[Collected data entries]

···

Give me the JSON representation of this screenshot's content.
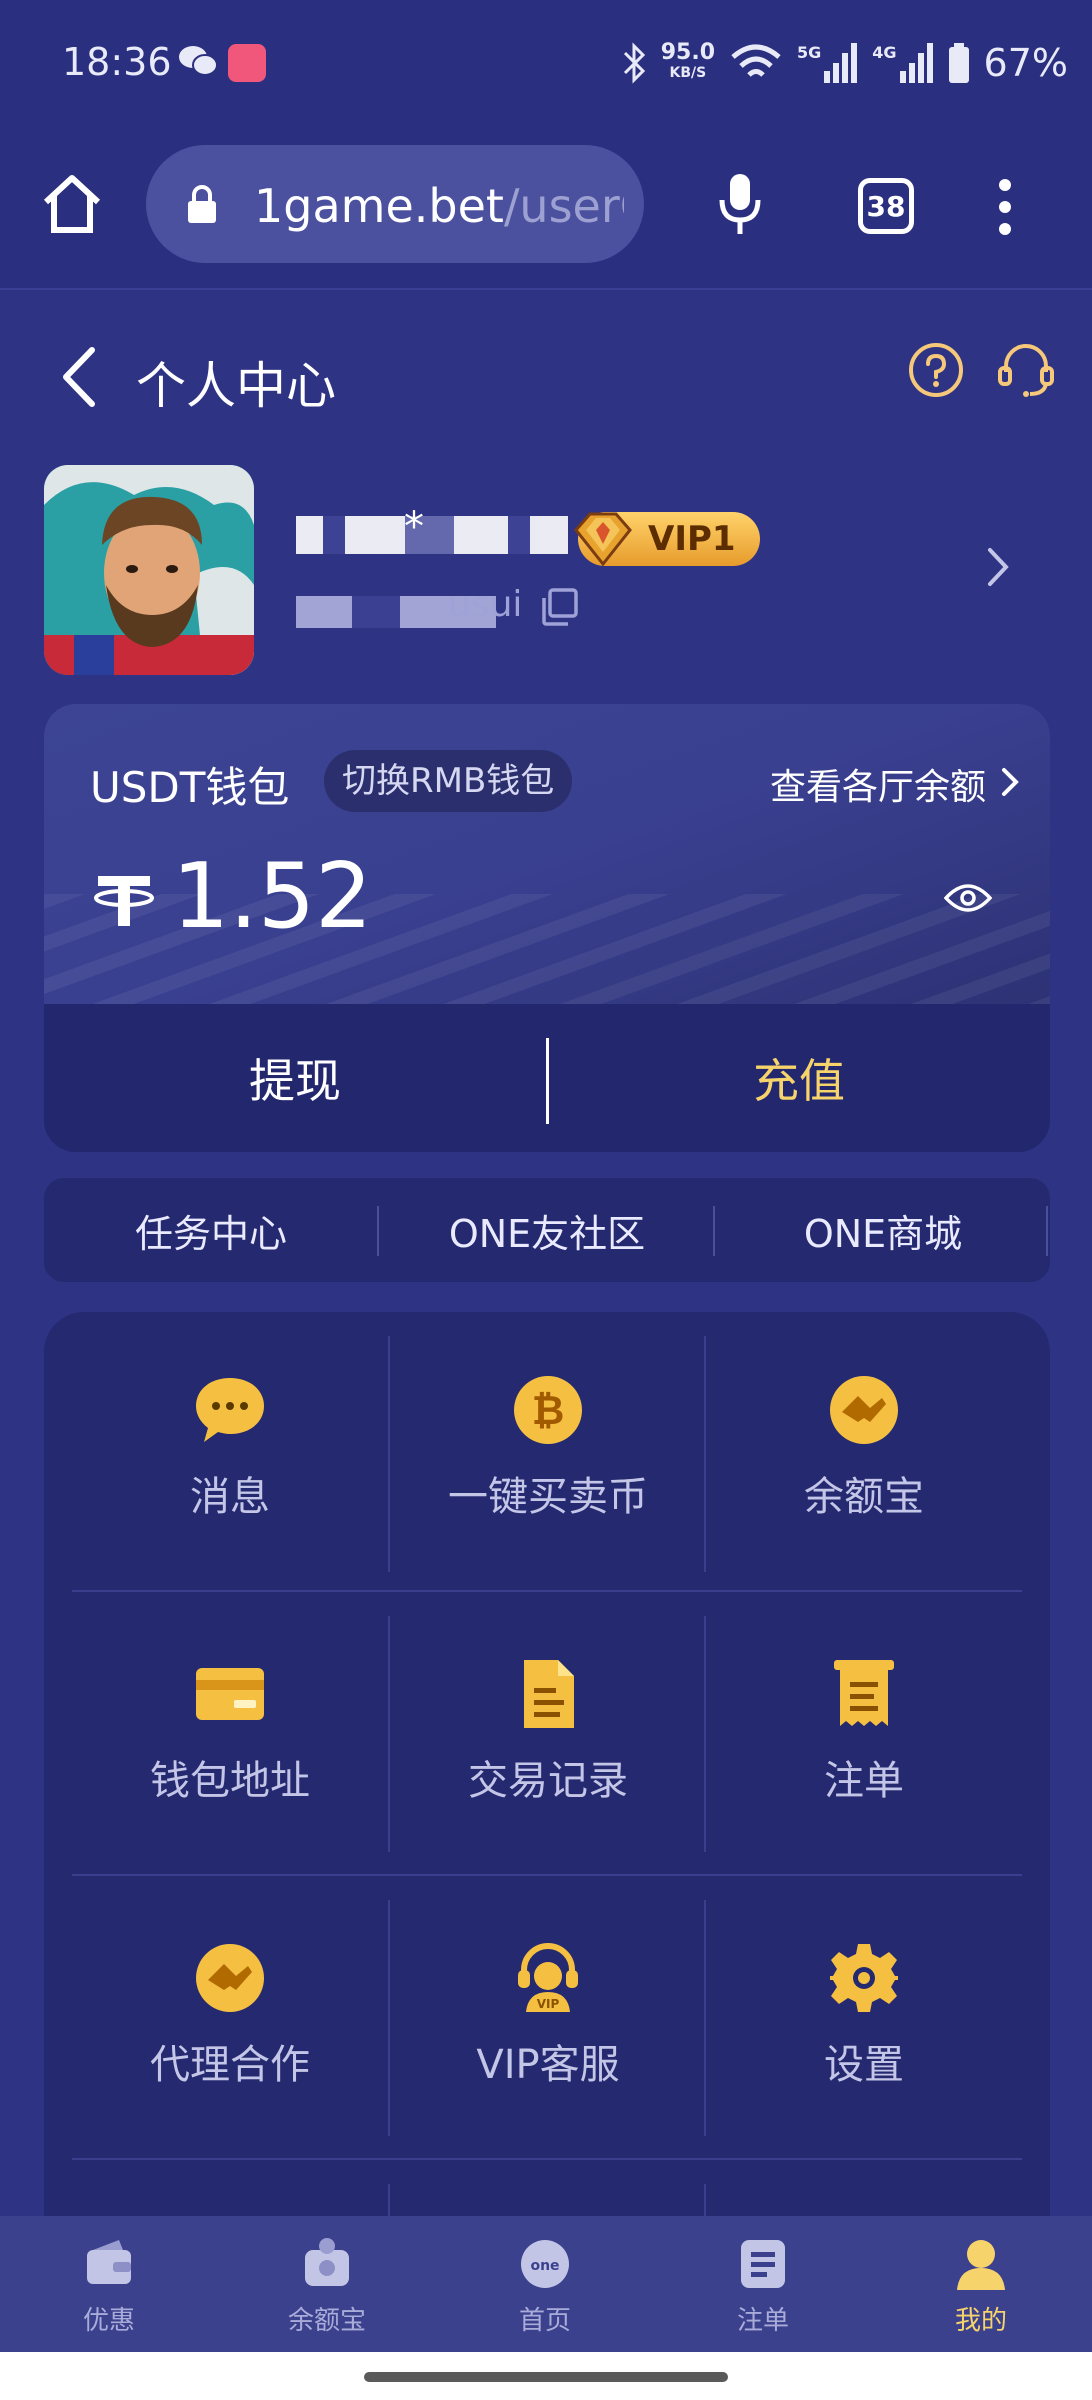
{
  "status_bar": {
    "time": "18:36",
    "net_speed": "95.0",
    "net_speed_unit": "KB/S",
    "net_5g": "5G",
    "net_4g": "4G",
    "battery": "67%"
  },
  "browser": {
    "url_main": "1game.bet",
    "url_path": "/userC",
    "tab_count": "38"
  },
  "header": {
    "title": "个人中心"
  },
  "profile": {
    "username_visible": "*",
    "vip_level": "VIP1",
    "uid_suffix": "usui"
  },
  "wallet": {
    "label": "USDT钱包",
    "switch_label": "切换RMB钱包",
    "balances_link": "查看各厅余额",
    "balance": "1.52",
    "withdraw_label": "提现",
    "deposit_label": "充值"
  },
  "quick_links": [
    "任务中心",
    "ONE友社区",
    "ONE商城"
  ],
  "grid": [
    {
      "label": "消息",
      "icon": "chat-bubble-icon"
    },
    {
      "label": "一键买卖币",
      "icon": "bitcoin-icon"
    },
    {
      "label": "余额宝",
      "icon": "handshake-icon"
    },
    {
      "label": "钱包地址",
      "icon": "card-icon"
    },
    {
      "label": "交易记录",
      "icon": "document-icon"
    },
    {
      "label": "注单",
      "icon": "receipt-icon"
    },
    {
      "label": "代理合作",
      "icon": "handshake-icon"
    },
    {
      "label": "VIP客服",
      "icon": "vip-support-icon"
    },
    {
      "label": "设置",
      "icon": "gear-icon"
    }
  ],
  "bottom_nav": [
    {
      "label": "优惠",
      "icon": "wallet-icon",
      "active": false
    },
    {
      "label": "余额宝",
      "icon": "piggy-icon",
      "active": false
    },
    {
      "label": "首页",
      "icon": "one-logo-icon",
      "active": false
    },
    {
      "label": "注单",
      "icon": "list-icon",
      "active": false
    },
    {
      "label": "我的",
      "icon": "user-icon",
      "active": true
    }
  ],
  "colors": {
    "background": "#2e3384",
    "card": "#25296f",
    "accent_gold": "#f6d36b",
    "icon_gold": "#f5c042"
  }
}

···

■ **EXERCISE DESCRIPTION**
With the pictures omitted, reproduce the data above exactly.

■ **SOLUTION FOR THIS EXERCISE**
Give me the JSON representation of this screenshot's content.
{
  "status_bar": {
    "time": "18:36",
    "net_speed": "95.0",
    "net_speed_unit": "KB/S",
    "net_5g": "5G",
    "net_4g": "4G",
    "battery": "67%"
  },
  "browser": {
    "url_main": "1game.bet",
    "url_path": "/userC",
    "tab_count": "38"
  },
  "header": {
    "title": "个人中心"
  },
  "profile": {
    "username_visible": "*",
    "vip_level": "VIP1",
    "uid_suffix": "usui"
  },
  "wallet": {
    "label": "USDT钱包",
    "switch_label": "切换RMB钱包",
    "balances_link": "查看各厅余额",
    "balance": "1.52",
    "withdraw_label": "提现",
    "deposit_label": "充值"
  },
  "quick_links": [
    "任务中心",
    "ONE友社区",
    "ONE商城"
  ],
  "grid": [
    {
      "label": "消息",
      "icon": "chat-bubble-icon"
    },
    {
      "label": "一键买卖币",
      "icon": "bitcoin-icon"
    },
    {
      "label": "余额宝",
      "icon": "handshake-icon"
    },
    {
      "label": "钱包地址",
      "icon": "card-icon"
    },
    {
      "label": "交易记录",
      "icon": "document-icon"
    },
    {
      "label": "注单",
      "icon": "receipt-icon"
    },
    {
      "label": "代理合作",
      "icon": "handshake-icon"
    },
    {
      "label": "VIP客服",
      "icon": "vip-support-icon"
    },
    {
      "label": "设置",
      "icon": "gear-icon"
    }
  ],
  "bottom_nav": [
    {
      "label": "优惠",
      "icon": "wallet-icon",
      "active": false
    },
    {
      "label": "余额宝",
      "icon": "piggy-icon",
      "active": false
    },
    {
      "label": "首页",
      "icon": "one-logo-icon",
      "active": false
    },
    {
      "label": "注单",
      "icon": "list-icon",
      "active": false
    },
    {
      "label": "我的",
      "icon": "user-icon",
      "active": true
    }
  ],
  "colors": {
    "background": "#2e3384",
    "card": "#25296f",
    "accent_gold": "#f6d36b",
    "icon_gold": "#f5c042"
  }
}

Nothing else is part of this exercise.